** Opening RECORDS FOR THE TASK block **
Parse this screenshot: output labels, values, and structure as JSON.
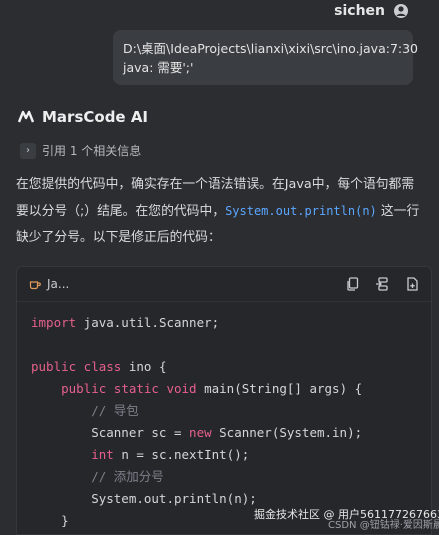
{
  "user": {
    "name": "sichen"
  },
  "user_message": {
    "line1": "D:\\桌面\\IdeaProjects\\lianxi\\xixi\\src\\ino.java:7:30",
    "line2": "java: 需要';'"
  },
  "assistant": {
    "name": "MarsCode AI",
    "reference_label": "引用 1 个相关信息",
    "answer_before": "在您提供的代码中，确实存在一个语法错误。在Java中，每个语句都需要以分号（;）结尾。在您的代码中，",
    "answer_code": "System.out.println(n)",
    "answer_after": " 这一行缺少了分号。以下是修正后的代码："
  },
  "code_block": {
    "language": "Ja...",
    "tools": [
      "copy-icon",
      "insert-icon",
      "new-file-icon"
    ],
    "lines": [
      {
        "t": [
          [
            "kw",
            "import"
          ],
          [
            "fn",
            " java.util.Scanner;"
          ]
        ]
      },
      {
        "t": [
          [
            "fn",
            ""
          ]
        ]
      },
      {
        "t": [
          [
            "kw",
            "public class"
          ],
          [
            "fn",
            " ino {"
          ]
        ]
      },
      {
        "t": [
          [
            "fn",
            "    "
          ],
          [
            "kw",
            "public static void"
          ],
          [
            "fn",
            " main(String[] args) {"
          ]
        ]
      },
      {
        "t": [
          [
            "cm",
            "        // 导包"
          ]
        ]
      },
      {
        "t": [
          [
            "fn",
            "        Scanner sc = "
          ],
          [
            "kw",
            "new"
          ],
          [
            "fn",
            " Scanner(System.in);"
          ]
        ]
      },
      {
        "t": [
          [
            "fn",
            "        "
          ],
          [
            "kw",
            "int"
          ],
          [
            "fn",
            " n = sc.nextInt();"
          ]
        ]
      },
      {
        "t": [
          [
            "cm",
            "        // 添加分号"
          ]
        ]
      },
      {
        "t": [
          [
            "fn",
            "        System.out.println(n);"
          ]
        ]
      },
      {
        "t": [
          [
            "fn",
            "    }"
          ]
        ]
      }
    ]
  },
  "watermark": {
    "line1": "掘金技术社区 @ 用户561177267663",
    "line2": "CSDN @钮钴禄·爱因斯晨"
  }
}
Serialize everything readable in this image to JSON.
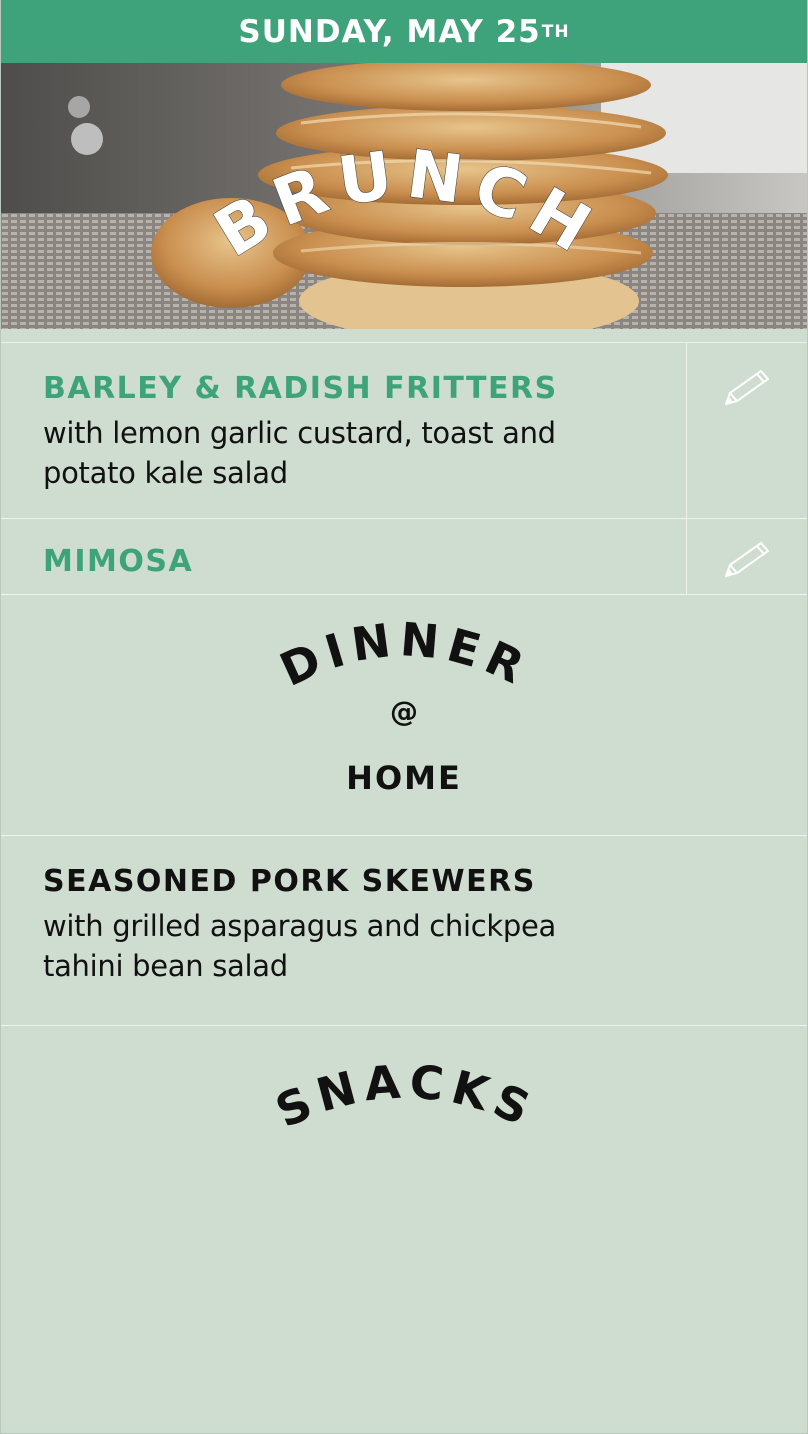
{
  "header": {
    "date_main": "SUNDAY, MAY 25",
    "date_suffix": "TH"
  },
  "brunch": {
    "title": "BRUNCH",
    "items": [
      {
        "name": "BARLEY & RADISH FRITTERS",
        "desc_line1": "with lemon garlic custard, toast and",
        "desc_line2": "potato kale salad",
        "edit_icon": "pencil-icon"
      },
      {
        "name": "MIMOSA",
        "edit_icon": "pencil-icon"
      }
    ]
  },
  "dinner": {
    "title": "DINNER",
    "at": "@",
    "location": "HOME",
    "items": [
      {
        "name": "SEASONED PORK SKEWERS",
        "desc_line1": "with grilled asparagus and chickpea",
        "desc_line2": "tahini bean salad"
      }
    ]
  },
  "snacks": {
    "title": "SNACKS"
  },
  "colors": {
    "accent": "#3ea37a",
    "background": "#cfdcd0",
    "text": "#111111"
  }
}
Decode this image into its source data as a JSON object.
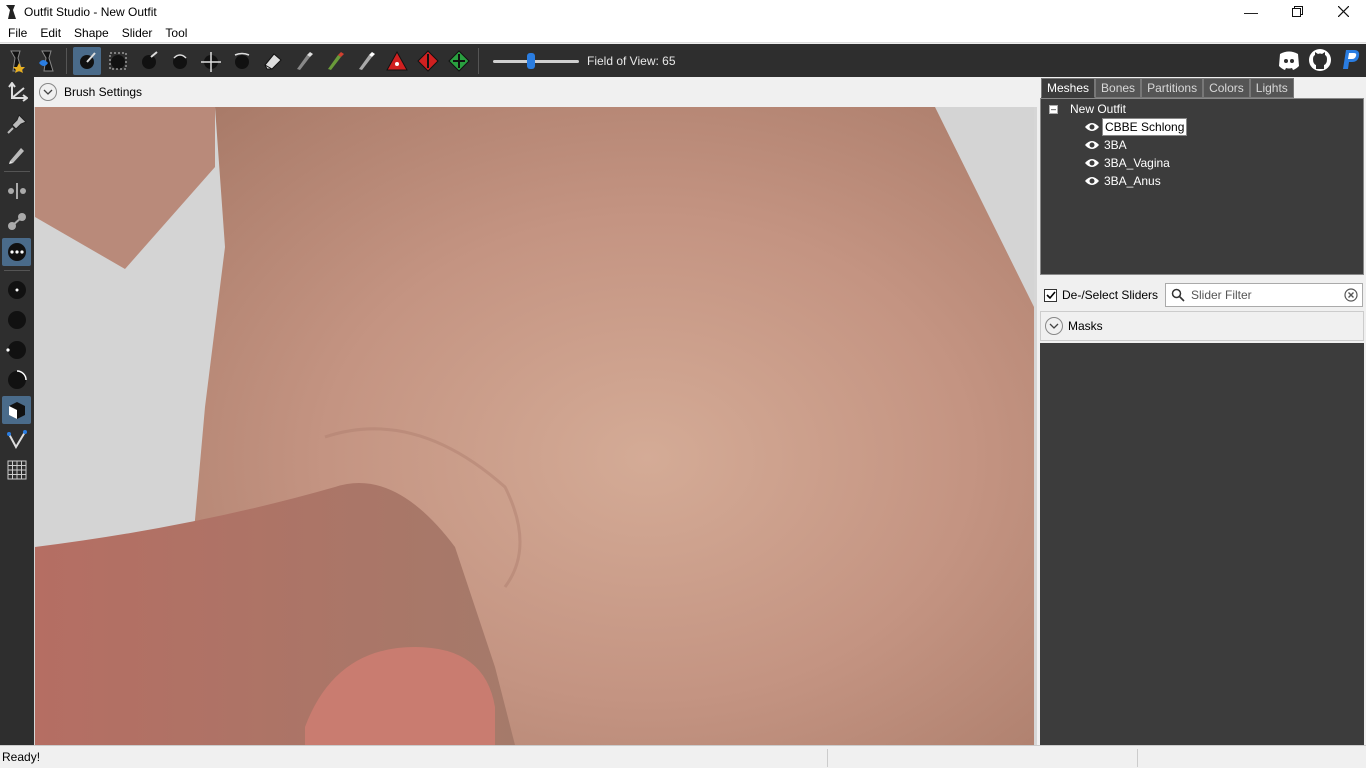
{
  "window": {
    "title": "Outfit Studio - New Outfit"
  },
  "menu": [
    "File",
    "Edit",
    "Shape",
    "Slider",
    "Tool"
  ],
  "toolbar": {
    "fov_label": "Field of View: 65",
    "fov_slider_fraction": 0.4
  },
  "viewport": {
    "brush_settings_label": "Brush Settings"
  },
  "right_panel": {
    "tabs": [
      "Meshes",
      "Bones",
      "Partitions",
      "Colors",
      "Lights"
    ],
    "active_tab": "Meshes",
    "tree": {
      "root": "New Outfit",
      "meshes": [
        "CBBE Schlong",
        "3BA",
        "3BA_Vagina",
        "3BA_Anus"
      ],
      "selected": "CBBE Schlong"
    },
    "deselect_sliders_label": "De-/Select Sliders",
    "slider_filter_placeholder": "Slider Filter",
    "masks_label": "Masks"
  },
  "status": {
    "text": "Ready!"
  },
  "colors": {
    "toolbar_bg": "#2e2e2e",
    "panel_dark": "#3c3c3c",
    "active_tool": "#4a6b8a",
    "accent_blue": "#2a7de1"
  }
}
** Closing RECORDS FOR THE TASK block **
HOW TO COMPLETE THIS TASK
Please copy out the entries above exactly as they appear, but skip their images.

EXERCISE RESPONSE
Parse this screenshot: output labels, values, and structure as JSON.
{
  "user": {
    "name": "sichen"
  },
  "user_message": {
    "line1": "D:\\桌面\\IdeaProjects\\lianxi\\xixi\\src\\ino.java:7:30",
    "line2": "java: 需要';'"
  },
  "assistant": {
    "name": "MarsCode AI",
    "reference_label": "引用 1 个相关信息",
    "answer_before": "在您提供的代码中，确实存在一个语法错误。在Java中，每个语句都需要以分号（;）结尾。在您的代码中，",
    "answer_code": "System.out.println(n)",
    "answer_after": " 这一行缺少了分号。以下是修正后的代码："
  },
  "code_block": {
    "language": "Ja...",
    "tools": [
      "copy-icon",
      "insert-icon",
      "new-file-icon"
    ],
    "lines": [
      {
        "t": [
          [
            "kw",
            "import"
          ],
          [
            "fn",
            " java.util.Scanner;"
          ]
        ]
      },
      {
        "t": [
          [
            "fn",
            ""
          ]
        ]
      },
      {
        "t": [
          [
            "kw",
            "public class"
          ],
          [
            "fn",
            " ino {"
          ]
        ]
      },
      {
        "t": [
          [
            "fn",
            "    "
          ],
          [
            "kw",
            "public static void"
          ],
          [
            "fn",
            " main(String[] args) {"
          ]
        ]
      },
      {
        "t": [
          [
            "cm",
            "        // 导包"
          ]
        ]
      },
      {
        "t": [
          [
            "fn",
            "        Scanner sc = "
          ],
          [
            "kw",
            "new"
          ],
          [
            "fn",
            " Scanner(System.in);"
          ]
        ]
      },
      {
        "t": [
          [
            "fn",
            "        "
          ],
          [
            "kw",
            "int"
          ],
          [
            "fn",
            " n = sc.nextInt();"
          ]
        ]
      },
      {
        "t": [
          [
            "cm",
            "        // 添加分号"
          ]
        ]
      },
      {
        "t": [
          [
            "fn",
            "        System.out.println(n);"
          ]
        ]
      },
      {
        "t": [
          [
            "fn",
            "    }"
          ]
        ]
      }
    ]
  },
  "watermark": {
    "line1": "掘金技术社区 @ 用户561177267663",
    "line2": "CSDN @钮钴禄·爱因斯晨"
  }
}
Serialize everything readable in this image to JSON.
{
  "header": {
    "date_main": "SUNDAY, MAY 25",
    "date_suffix": "TH"
  },
  "brunch": {
    "title": "BRUNCH",
    "items": [
      {
        "name": "BARLEY & RADISH FRITTERS",
        "desc_line1": "with lemon garlic custard, toast and",
        "desc_line2": "potato kale salad",
        "edit_icon": "pencil-icon"
      },
      {
        "name": "MIMOSA",
        "edit_icon": "pencil-icon"
      }
    ]
  },
  "dinner": {
    "title": "DINNER",
    "at": "@",
    "location": "HOME",
    "items": [
      {
        "name": "SEASONED PORK SKEWERS",
        "desc_line1": "with grilled asparagus and chickpea",
        "desc_line2": "tahini bean salad"
      }
    ]
  },
  "snacks": {
    "title": "SNACKS"
  },
  "colors": {
    "accent": "#3ea37a",
    "background": "#cfdcd0",
    "text": "#111111"
  }
}
Decode this image into its source data as a JSON object.
{
  "window": {
    "title": "Outfit Studio - New Outfit"
  },
  "menu": [
    "File",
    "Edit",
    "Shape",
    "Slider",
    "Tool"
  ],
  "toolbar": {
    "fov_label": "Field of View: 65",
    "fov_slider_fraction": 0.4
  },
  "viewport": {
    "brush_settings_label": "Brush Settings"
  },
  "right_panel": {
    "tabs": [
      "Meshes",
      "Bones",
      "Partitions",
      "Colors",
      "Lights"
    ],
    "active_tab": "Meshes",
    "tree": {
      "root": "New Outfit",
      "meshes": [
        "CBBE Schlong",
        "3BA",
        "3BA_Vagina",
        "3BA_Anus"
      ],
      "selected": "CBBE Schlong"
    },
    "deselect_sliders_label": "De-/Select Sliders",
    "slider_filter_placeholder": "Slider Filter",
    "masks_label": "Masks"
  },
  "status": {
    "text": "Ready!"
  },
  "colors": {
    "toolbar_bg": "#2e2e2e",
    "panel_dark": "#3c3c3c",
    "active_tool": "#4a6b8a",
    "accent_blue": "#2a7de1"
  }
}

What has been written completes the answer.